acetaminophen, dextromethorphan, and pseudoephedrine (cont.)
IN THIS ARTICLE
What should I discuss with my healthcare provider before taking acetaminophen, dextromethorphan, and pseudoephedrine?
Do not take this medication if you are allergic to acetaminophen, dextromethorphan, or pseudoephedrine, or to other decongestants, diet pills, stimulants, or ADHD medications.
Do not take this medication without a doctor's advice if you have ever had alcoholic liver disease (cirrhosis) or if you drink more than 3 alcoholic beverages per day. You may not be able to take acetaminophen.
Do not use a cough and cold medicine if you have used an MAO inhibitor such as furazolidone (Furoxone), isocarboxazid (Marplan), phenelzine (Nardil), rasagiline (Azilect), selegiline (Eldepryl, Emsam, Zelapar), or tranylcypromine (Parnate) in the last 14 days. A dangerous drug interaction could occur, leading to serious side effects.
Ask a doctor or pharmacist about using acetaminophen, dextromethorphan, and pseudoephedrine if you have:
It is not known whether this medication will harm an unborn baby. Tell your doctor if you are pregnant or plan to become pregnant while using this medication.
Acetaminophen, dextromethorphan, and pseudoephedrine may pass into breast milk and could harm a nursing baby. Do not use this medication without telling your doctor if you are breast-feeding a baby.
The liquid form may contain phenylalanine. Talk to your doctor before using this form of acetaminophen, dextromethorphan, and pseudoephedrine if you have phenylketonuria (PKU).
How should I take acetaminophen, dextromethorphan, and pseudoephedrine?
Use exactly as directed on the label, or as prescribed by your doctor. Do not use in larger or smaller amounts or for longer than recommended. Cough or cold medicine is usually taken only for a short time until your symptoms clear up.
Do not take more of this medication than is recommended. An overdose of acetaminophen can damage your liver or cause death.
One packet of the oral powder may contain up to 1000 mg of acetaminophen. Know the amount of acetaminophen in the specific product you are taking.
Do not give this medication to a child younger than 4 years old. Always ask a doctor before giving cough or cold medicine to a child. Death can occur from the misuse of cough or cold medicine in very young children.
Measure the liquid form of this medication with a special dose-measuring spoon or cup, not a regular table spoon. If you do not have a dose-measuring device, ask your pharmacist for one.

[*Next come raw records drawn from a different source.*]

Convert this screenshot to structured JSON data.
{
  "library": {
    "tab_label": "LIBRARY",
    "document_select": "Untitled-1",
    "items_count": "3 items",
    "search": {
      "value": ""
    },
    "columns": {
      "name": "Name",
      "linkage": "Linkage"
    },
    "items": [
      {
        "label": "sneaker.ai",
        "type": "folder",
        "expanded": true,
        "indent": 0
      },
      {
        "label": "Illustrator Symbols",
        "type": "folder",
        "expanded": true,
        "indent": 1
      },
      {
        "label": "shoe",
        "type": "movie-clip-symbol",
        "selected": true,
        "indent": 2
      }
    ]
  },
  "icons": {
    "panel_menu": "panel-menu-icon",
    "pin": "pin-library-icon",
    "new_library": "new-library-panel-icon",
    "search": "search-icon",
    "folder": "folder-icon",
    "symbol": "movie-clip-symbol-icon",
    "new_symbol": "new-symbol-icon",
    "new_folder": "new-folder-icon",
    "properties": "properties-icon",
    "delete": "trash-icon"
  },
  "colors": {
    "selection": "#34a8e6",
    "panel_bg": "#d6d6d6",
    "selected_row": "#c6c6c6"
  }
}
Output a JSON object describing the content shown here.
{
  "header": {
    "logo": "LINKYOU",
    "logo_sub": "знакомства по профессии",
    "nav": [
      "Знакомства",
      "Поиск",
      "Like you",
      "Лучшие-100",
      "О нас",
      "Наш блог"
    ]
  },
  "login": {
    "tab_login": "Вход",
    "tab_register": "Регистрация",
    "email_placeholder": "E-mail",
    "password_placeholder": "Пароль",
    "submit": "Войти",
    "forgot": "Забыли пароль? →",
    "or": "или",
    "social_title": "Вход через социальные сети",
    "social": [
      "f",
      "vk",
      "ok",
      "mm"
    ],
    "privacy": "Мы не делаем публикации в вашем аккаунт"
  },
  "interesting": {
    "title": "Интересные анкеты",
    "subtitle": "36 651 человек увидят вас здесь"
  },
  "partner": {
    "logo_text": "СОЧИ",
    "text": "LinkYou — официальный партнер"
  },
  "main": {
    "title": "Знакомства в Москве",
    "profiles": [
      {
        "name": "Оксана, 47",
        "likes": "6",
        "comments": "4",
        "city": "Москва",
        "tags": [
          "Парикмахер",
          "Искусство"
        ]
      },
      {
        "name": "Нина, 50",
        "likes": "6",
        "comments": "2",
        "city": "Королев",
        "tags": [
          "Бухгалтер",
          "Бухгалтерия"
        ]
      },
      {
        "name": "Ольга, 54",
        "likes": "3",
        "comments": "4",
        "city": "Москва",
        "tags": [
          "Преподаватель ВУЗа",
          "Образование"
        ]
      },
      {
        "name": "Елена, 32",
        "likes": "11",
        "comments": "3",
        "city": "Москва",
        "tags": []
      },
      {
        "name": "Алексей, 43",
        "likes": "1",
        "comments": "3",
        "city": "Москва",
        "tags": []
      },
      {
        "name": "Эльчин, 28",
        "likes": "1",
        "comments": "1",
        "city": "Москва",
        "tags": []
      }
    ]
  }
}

Drink extra fluids while you are taking this medication.
Talk with your doctor if your symptoms do not improve after 7 days of treatment, or if you have a fever with a headache, cough, or skin rash.
If you need surgery, tell the surgeon ahead of time if you have taken a cold medicine within the past few days.
Store at room temperature away from moisture, heat, and light.
Report Problems to the Food and Drug Administration
You are encouraged to report negative side effects of prescription drugs to the FDA. Visit the FDA MedWatch website or call 1-800-FDA-1088.
Need help identifying pills and medications?
Find out what women really need.
Drugs and Treatment Resources
- Psoriasis Treatment Strategies for You and Your Doctor
- 4 Vitamins and Minerals Adults Need
- Is Hormone Replaement Therapy Right for You?